4. Flying causes more damage to the environment than driving
There is no denying the fact that airplanes are horrific for the environment mainly because of the large carbon footprint involved in travel. However, the fact that airplanes seat so many people actually makes travel by plane greener than driving in a car for long distances.
Planes tend to average 89 mpg per passenger, which is far higher than even the most efficient hybrid cars. And, aircraft are becoming more energy efficient year by year, while carriers seek to further the use of biofuels to decrease carbon emissions further.
5. Alcohol onboard a flight is stronger than on the ground
While it is best not to drink while on a plane (to help with your jetlag), it is a myth that alcohol is somehow stronger while you are on a flight.
The truth is that you just feel the effects more when you are in the air!
Because an aircraft cabin is pressurised, your body is likely to experience some of the common effects of altitude sickness in a mild form. Even if you don’t realize it, your body is trying to adapt to you being temporarily suspended up in the air. When you add alcohol to the mix, you are setting yourself up to feel tipsy rather quickly.
As the altitude sickness might not reveal itself until later into the flight, if you start drinking early, you may proceed to feel drunk for a long time even after you terminate your drinking session.
So the next time you are worried about a little turbulence, get confused why you didn’t get compensation for a cancelled flight, or think that the airline has access to incredibly strong wine; remember, these are all just myths.
About the Author

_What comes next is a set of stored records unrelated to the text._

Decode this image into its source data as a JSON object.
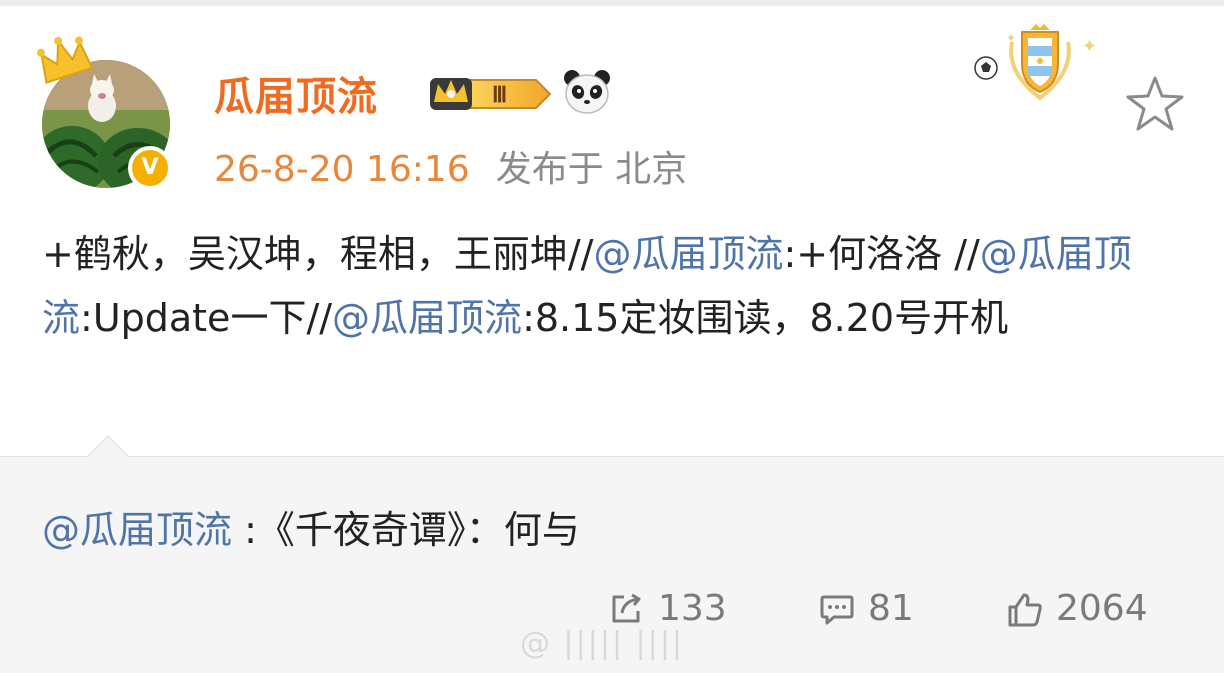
{
  "post": {
    "username": "瓜届顶流",
    "level_badge": "Ⅲ",
    "timestamp": "26-8-20 16:16",
    "location": "发布于 北京",
    "content": [
      {
        "text": "+鹤秋，吴汉坤，程相，王丽坤//",
        "type": "text"
      },
      {
        "text": "@瓜届顶流",
        "type": "mention"
      },
      {
        "text": ":+何洛洛 //",
        "type": "text"
      },
      {
        "text": "@瓜届顶流",
        "type": "mention"
      },
      {
        "text": ":Update一下//",
        "type": "text"
      },
      {
        "text": "@瓜届顶流",
        "type": "mention"
      },
      {
        "text": ":8.15定妆围读，8.20号开机",
        "type": "text"
      }
    ],
    "icons": {
      "crown": "crown-icon",
      "verified": "verified-icon",
      "panda": "panda-icon",
      "star": "star-icon"
    },
    "colors": {
      "username": "#f06b1f",
      "timestamp": "#e8863a",
      "mention": "#4f74a8",
      "verified": "#f4b000"
    }
  },
  "repost": {
    "mention": "@瓜届顶流",
    "text": " :《千夜奇谭》：何与"
  },
  "actions": {
    "share_count": "133",
    "comment_count": "81",
    "like_count": "2064"
  },
  "watermark": "@ ||||| ||||"
}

Viktoria Grokhovskaya is an independent aviation expert currently working within the aircraft maintenance, repair and overhaul (MRO) industry in the UAE. She received her bachelor’s degree in Management and a Specialist Diploma in Economics and Management at the Enterprise from Astrakhan State Technical University.